» **WHAT TO DO**
Count the lines of the data that have the word "screenshot", then report the number without anything else.

» **EXERCISE MATERIALS**
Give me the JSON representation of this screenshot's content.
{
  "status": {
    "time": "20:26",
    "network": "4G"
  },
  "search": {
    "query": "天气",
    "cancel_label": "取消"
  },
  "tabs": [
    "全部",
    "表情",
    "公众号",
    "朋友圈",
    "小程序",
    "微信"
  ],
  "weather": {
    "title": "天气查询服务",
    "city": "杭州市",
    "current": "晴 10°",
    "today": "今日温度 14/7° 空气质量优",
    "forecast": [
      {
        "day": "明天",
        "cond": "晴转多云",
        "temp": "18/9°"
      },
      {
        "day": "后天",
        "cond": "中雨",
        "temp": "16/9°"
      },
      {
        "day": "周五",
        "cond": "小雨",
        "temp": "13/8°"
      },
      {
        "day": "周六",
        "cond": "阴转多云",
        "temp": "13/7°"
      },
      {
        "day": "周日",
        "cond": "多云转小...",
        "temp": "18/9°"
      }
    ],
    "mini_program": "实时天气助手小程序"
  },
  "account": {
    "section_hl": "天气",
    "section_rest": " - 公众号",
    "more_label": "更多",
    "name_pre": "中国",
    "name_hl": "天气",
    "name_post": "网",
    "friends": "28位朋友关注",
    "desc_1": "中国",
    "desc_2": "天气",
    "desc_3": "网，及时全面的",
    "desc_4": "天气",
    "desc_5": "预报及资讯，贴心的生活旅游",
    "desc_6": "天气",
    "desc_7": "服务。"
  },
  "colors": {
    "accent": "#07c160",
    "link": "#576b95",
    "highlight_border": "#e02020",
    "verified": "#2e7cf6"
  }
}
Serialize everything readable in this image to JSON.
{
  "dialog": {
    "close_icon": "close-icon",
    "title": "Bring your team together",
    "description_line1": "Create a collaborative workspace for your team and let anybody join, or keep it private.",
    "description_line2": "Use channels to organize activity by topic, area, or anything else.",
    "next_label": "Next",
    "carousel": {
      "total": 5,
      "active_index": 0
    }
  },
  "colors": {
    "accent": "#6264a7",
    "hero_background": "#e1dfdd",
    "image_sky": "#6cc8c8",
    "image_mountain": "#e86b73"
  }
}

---

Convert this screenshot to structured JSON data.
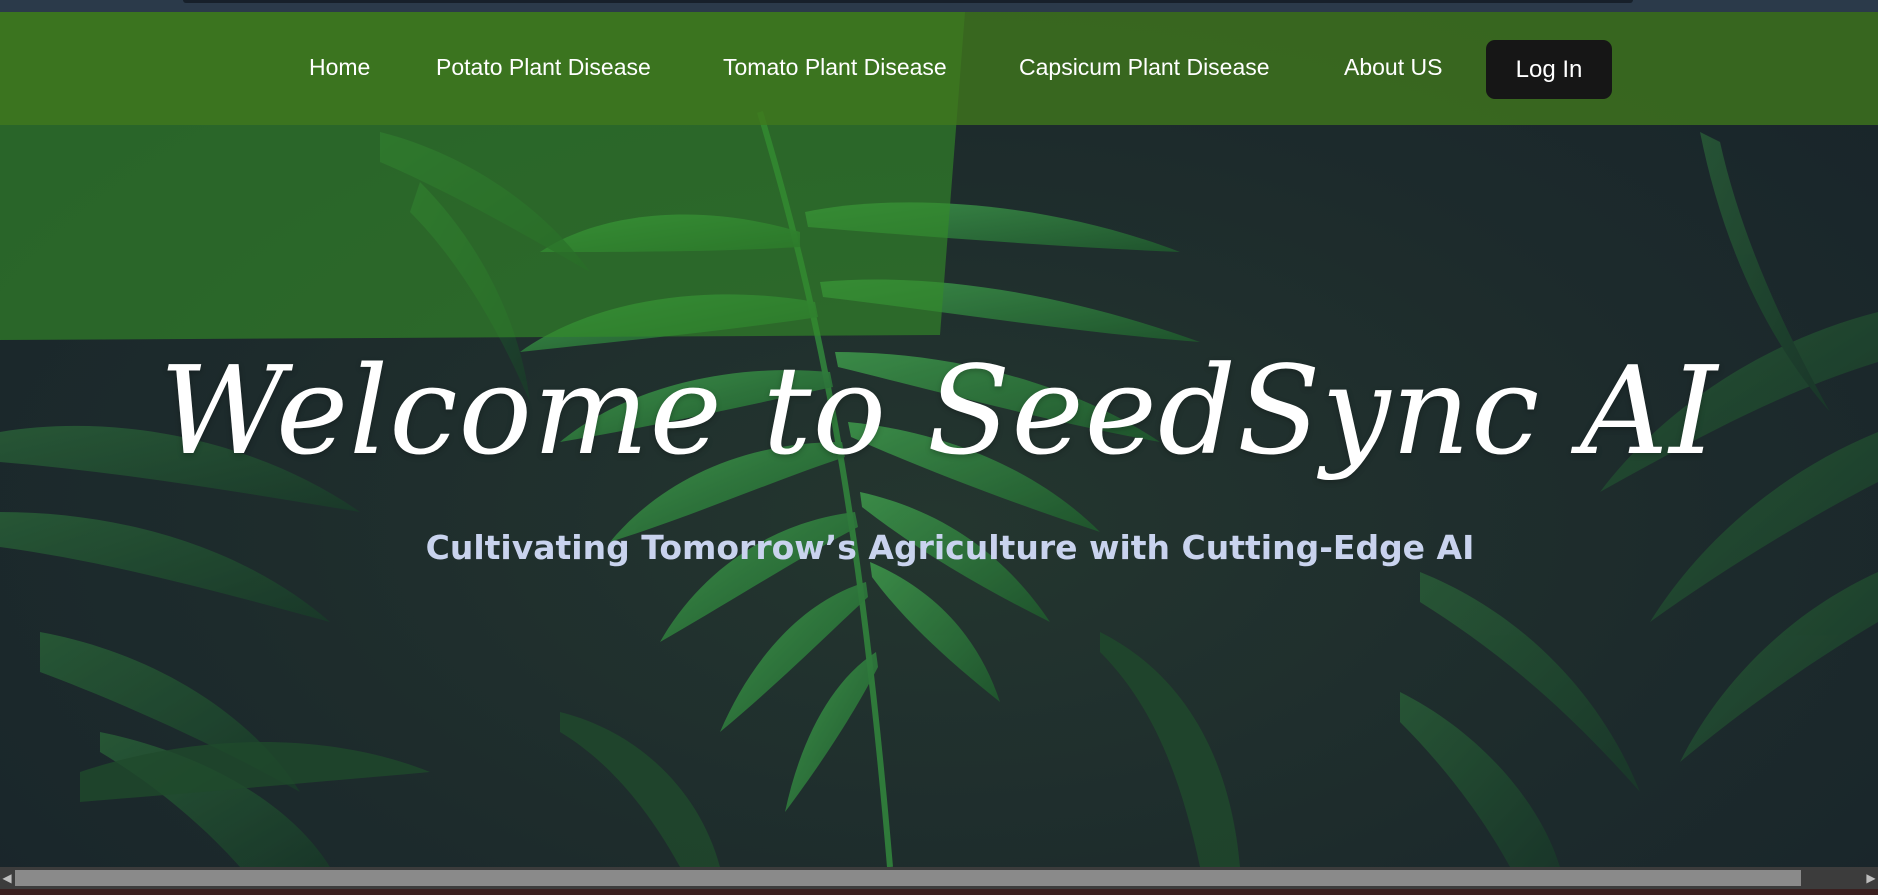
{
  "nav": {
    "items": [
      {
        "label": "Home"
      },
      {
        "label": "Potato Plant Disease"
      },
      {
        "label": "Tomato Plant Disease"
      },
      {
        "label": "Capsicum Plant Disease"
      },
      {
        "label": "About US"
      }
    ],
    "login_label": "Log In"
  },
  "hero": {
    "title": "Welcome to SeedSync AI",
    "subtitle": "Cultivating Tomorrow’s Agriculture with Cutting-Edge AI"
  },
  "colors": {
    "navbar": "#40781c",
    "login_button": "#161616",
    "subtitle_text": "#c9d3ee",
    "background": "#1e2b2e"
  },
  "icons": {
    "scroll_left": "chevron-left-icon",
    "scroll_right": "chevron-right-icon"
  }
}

» **EXERCISE RESPONSE**
2